**Description of the task**
Every record that follows must be given again exactly.

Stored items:
--- START ---
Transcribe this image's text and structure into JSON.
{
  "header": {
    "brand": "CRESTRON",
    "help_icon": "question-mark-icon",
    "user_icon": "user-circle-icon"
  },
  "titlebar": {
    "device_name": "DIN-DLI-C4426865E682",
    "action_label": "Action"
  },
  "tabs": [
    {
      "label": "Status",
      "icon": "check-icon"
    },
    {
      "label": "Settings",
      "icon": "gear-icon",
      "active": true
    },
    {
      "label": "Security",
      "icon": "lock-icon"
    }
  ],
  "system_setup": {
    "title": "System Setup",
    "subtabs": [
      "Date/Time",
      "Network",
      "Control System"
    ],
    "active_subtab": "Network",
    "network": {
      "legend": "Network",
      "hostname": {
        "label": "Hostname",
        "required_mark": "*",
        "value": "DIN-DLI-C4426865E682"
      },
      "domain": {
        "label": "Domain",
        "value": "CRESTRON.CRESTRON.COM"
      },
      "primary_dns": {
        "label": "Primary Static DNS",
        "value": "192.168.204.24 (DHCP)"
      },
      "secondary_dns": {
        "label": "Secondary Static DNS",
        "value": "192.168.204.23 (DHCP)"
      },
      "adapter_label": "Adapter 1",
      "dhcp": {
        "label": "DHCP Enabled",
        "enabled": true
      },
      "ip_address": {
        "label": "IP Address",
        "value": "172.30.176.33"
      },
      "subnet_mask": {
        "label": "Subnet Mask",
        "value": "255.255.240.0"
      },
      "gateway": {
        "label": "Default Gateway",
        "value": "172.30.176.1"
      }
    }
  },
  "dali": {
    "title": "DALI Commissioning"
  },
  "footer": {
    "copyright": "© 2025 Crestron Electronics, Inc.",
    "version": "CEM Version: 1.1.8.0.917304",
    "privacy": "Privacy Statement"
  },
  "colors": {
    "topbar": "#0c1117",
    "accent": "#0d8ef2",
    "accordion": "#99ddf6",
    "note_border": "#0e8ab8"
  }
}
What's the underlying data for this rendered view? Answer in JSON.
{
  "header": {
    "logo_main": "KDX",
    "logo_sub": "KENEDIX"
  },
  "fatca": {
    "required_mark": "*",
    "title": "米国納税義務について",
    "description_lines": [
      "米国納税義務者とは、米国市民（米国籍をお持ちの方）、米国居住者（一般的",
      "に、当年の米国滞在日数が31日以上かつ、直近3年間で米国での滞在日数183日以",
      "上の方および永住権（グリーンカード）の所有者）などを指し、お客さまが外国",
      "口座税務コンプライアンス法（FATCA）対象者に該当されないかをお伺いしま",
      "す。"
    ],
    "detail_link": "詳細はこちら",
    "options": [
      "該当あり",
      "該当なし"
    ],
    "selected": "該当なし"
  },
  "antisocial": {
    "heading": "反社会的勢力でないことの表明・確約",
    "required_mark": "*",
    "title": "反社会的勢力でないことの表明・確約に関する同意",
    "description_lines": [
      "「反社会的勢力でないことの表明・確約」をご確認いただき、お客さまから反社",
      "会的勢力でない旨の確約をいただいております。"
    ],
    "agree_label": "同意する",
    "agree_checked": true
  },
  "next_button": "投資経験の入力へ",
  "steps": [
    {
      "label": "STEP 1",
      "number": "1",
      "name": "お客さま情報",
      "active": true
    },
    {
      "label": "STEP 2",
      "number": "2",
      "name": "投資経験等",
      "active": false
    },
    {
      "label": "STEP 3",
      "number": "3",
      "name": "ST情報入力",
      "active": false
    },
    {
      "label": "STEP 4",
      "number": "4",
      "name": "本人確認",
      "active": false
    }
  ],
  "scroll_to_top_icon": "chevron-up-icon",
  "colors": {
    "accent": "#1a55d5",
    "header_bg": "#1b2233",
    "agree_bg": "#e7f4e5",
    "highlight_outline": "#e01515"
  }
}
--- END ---
**Exercise result**
Transcribe this image's text and structure into JSON.
{
  "header": {
    "brand": "CRESTRON",
    "help_icon": "question-mark-icon",
    "user_icon": "user-circle-icon"
  },
  "titlebar": {
    "device_name": "DIN-DLI-C4426865E682",
    "action_label": "Action"
  },
  "tabs": [
    {
      "label": "Status",
      "icon": "check-icon"
    },
    {
      "label": "Settings",
      "icon": "gear-icon",
      "active": true
    },
    {
      "label": "Security",
      "icon": "lock-icon"
    }
  ],
  "system_setup": {
    "title": "System Setup",
    "subtabs": [
      "Date/Time",
      "Network",
      "Control System"
    ],
    "active_subtab": "Network",
    "network": {
      "legend": "Network",
      "hostname": {
        "label": "Hostname",
        "required_mark": "*",
        "value": "DIN-DLI-C4426865E682"
      },
      "domain": {
        "label": "Domain",
        "value": "CRESTRON.CRESTRON.COM"
      },
      "primary_dns": {
        "label": "Primary Static DNS",
        "value": "192.168.204.24 (DHCP)"
      },
      "secondary_dns": {
        "label": "Secondary Static DNS",
        "value": "192.168.204.23 (DHCP)"
      },
      "adapter_label": "Adapter 1",
      "dhcp": {
        "label": "DHCP Enabled",
        "enabled": true
      },
      "ip_address": {
        "label": "IP Address",
        "value": "172.30.176.33"
      },
      "subnet_mask": {
        "label": "Subnet Mask",
        "value": "255.255.240.0"
      },
      "gateway": {
        "label": "Default Gateway",
        "value": "172.30.176.1"
      }
    }
  },
  "dali": {
    "title": "DALI Commissioning"
  },
  "footer": {
    "copyright": "© 2025 Crestron Electronics, Inc.",
    "version": "CEM Version: 1.1.8.0.917304",
    "privacy": "Privacy Statement"
  },
  "colors": {
    "topbar": "#0c1117",
    "accent": "#0d8ef2",
    "accordion": "#99ddf6",
    "note_border": "#0e8ab8"
  }
}
What's the underlying data for this rendered view? Answer in JSON.
{
  "header": {
    "logo_main": "KDX",
    "logo_sub": "KENEDIX"
  },
  "fatca": {
    "required_mark": "*",
    "title": "米国納税義務について",
    "description_lines": [
      "米国納税義務者とは、米国市民（米国籍をお持ちの方）、米国居住者（一般的",
      "に、当年の米国滞在日数が31日以上かつ、直近3年間で米国での滞在日数183日以",
      "上の方および永住権（グリーンカード）の所有者）などを指し、お客さまが外国",
      "口座税務コンプライアンス法（FATCA）対象者に該当されないかをお伺いしま",
      "す。"
    ],
    "detail_link": "詳細はこちら",
    "options": [
      "該当あり",
      "該当なし"
    ],
    "selected": "該当なし"
  },
  "antisocial": {
    "heading": "反社会的勢力でないことの表明・確約",
    "required_mark": "*",
    "title": "反社会的勢力でないことの表明・確約に関する同意",
    "description_lines": [
      "「反社会的勢力でないことの表明・確約」をご確認いただき、お客さまから反社",
      "会的勢力でない旨の確約をいただいております。"
    ],
    "agree_label": "同意する",
    "agree_checked": true
  },
  "next_button": "投資経験の入力へ",
  "steps": [
    {
      "label": "STEP 1",
      "number": "1",
      "name": "お客さま情報",
      "active": true
    },
    {
      "label": "STEP 2",
      "number": "2",
      "name": "投資経験等",
      "active": false
    },
    {
      "label": "STEP 3",
      "number": "3",
      "name": "ST情報入力",
      "active": false
    },
    {
      "label": "STEP 4",
      "number": "4",
      "name": "本人確認",
      "active": false
    }
  ],
  "scroll_to_top_icon": "chevron-up-icon",
  "colors": {
    "accent": "#1a55d5",
    "header_bg": "#1b2233",
    "agree_bg": "#e7f4e5",
    "highlight_outline": "#e01515"
  }
}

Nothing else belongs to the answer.